Hav or sjö? Posted by Transparent Language on Apr 23, 2009 in Geography, Swedish Language
When is a lake not a lake? When it’s a sea. Doesn’t make much sense, now does it? But unfortunately that’s how it can be in Swedish. Sometimes a lake is just a lake, but sometimes, even though it’s called a lake, it’s really a sea.
Of course, I am talking about the “hav” and “sjö” issue. And what inspired me to write about it was a heated discussion between a Swede and a foreigner I overheard on the bus the other day. The discussion was in English, the foreigner was asking lots of questions and the Swede was doing the explaining. Sadly, he wasn’t very good at it and I was seriously contemplating whether or not I should join in. But since one doesn’t just join random conversations taking place in public places in Sweden, I stayed silent. I was reading an interesting book anyway.
So, here’s my chance to add my 2 öre to the discussion, even though I seriously doubt that the foreign guy from the bus reads this blog.
But this was his question that started the whole discussion:
Why is the Baltic Sea called a “lake” in Swedish? And how come it’s not even called “Baltic lake” but “Östersjön” – Eastern Lake.
Hmmm… the easy answer is that: Since it’s to the east of Sweden, it’s called “eastern”, even though as far as I know the rest of the world calls it “Baltic”. That’s OK, I can live with that. Every language has its quirks and this is one in Swedish. And that was pretty much what the Swedish guy on the bus said.
But what’s up with this “sjö” (lake) business? That’s something the Swede had a much harder time explaining. And I can’t blame him. There’s Vänern, which is most definitely “sjö”, in fact Vänern är Sveriges största sjö and third largest in Europe.
So, if “sjö” means “lake”, then why do we have “Östersjön” (the Baltic Sea) and Nordsjön (the North Sea)? Well, the traditional reasoning is that those two seas were so well-known to the Vikings, they didn’t even consider them as seas, but as their own lakes. Fine, I can live with that, too. But then what about Sydkinesiska sjön (the South China Sea)? Was it also known to the Vikings? Mercifully, Sydkinesiska sjön also has an alternate name – Sydkinesiska havet. And that’s more like it. To make the distinction between lake-lake and sea-lake easier, the kind of lake that is a normal lake is called “insjö” in Swedish.

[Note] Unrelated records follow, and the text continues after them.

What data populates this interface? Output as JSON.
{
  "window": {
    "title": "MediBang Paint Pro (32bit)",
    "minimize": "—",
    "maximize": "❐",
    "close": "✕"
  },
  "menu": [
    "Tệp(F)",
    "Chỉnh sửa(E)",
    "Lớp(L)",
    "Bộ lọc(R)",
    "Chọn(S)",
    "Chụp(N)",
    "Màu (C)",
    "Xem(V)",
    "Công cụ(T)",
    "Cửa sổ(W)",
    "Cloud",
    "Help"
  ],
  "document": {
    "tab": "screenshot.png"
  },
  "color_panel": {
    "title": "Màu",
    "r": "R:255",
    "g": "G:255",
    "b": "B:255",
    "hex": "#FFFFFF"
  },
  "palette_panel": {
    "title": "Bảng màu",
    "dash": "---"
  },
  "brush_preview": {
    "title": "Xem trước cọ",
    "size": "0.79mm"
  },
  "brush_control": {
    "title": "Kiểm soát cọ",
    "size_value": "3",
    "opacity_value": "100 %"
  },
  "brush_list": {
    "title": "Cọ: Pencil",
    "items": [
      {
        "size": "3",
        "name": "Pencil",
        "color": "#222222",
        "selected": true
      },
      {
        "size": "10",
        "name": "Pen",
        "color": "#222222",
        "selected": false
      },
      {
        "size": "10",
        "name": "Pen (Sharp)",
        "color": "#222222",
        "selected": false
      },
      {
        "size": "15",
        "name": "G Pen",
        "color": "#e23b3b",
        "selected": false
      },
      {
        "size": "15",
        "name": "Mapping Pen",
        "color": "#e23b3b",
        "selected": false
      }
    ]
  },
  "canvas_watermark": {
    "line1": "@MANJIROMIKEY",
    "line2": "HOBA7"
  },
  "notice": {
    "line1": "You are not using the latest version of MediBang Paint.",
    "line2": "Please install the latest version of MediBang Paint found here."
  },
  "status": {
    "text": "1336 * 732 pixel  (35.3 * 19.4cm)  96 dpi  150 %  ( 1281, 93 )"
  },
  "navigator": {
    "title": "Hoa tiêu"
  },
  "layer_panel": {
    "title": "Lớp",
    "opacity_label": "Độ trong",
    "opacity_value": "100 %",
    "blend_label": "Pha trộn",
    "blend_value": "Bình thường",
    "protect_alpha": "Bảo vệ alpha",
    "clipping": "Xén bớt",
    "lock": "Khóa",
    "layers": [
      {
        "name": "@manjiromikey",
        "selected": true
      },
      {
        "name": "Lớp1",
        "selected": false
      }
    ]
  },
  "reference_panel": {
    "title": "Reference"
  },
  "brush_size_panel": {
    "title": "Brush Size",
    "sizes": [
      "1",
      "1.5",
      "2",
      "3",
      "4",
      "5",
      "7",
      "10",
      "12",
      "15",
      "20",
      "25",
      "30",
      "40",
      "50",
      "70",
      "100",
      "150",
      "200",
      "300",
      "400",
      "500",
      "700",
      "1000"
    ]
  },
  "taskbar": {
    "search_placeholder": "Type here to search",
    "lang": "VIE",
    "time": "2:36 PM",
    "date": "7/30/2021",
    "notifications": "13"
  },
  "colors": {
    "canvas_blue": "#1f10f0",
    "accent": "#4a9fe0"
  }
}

“Hav” means either a sea OR an ocean. So you can have for example Stilla havet (the Pacific Ocean) and Medelhavet (the Mediterranean Sea).
Ok, so if “hav” means “ocean” and there’s Stilla havet to prove it, then what about “Indiska oceanen”? Hmmm… a very good question. Luckily, you can say either “Indiska oceanen” or “Indiska havet” – both are fine.
And what about the Atlantic Ocean? To make things even more interesting, it’s simply called “Atlanten”.
- sjö (def. sjön, pl. sjöar, def.pl.: sjöarna) – stort område med vatten som inter inner och med land runt omkring, insjö – lake (or a sea in some cases
- hav (def. havet, pl. hav, def.pl.: haven) – saltvattnet som finns runt jordens landområden – ocean or sea.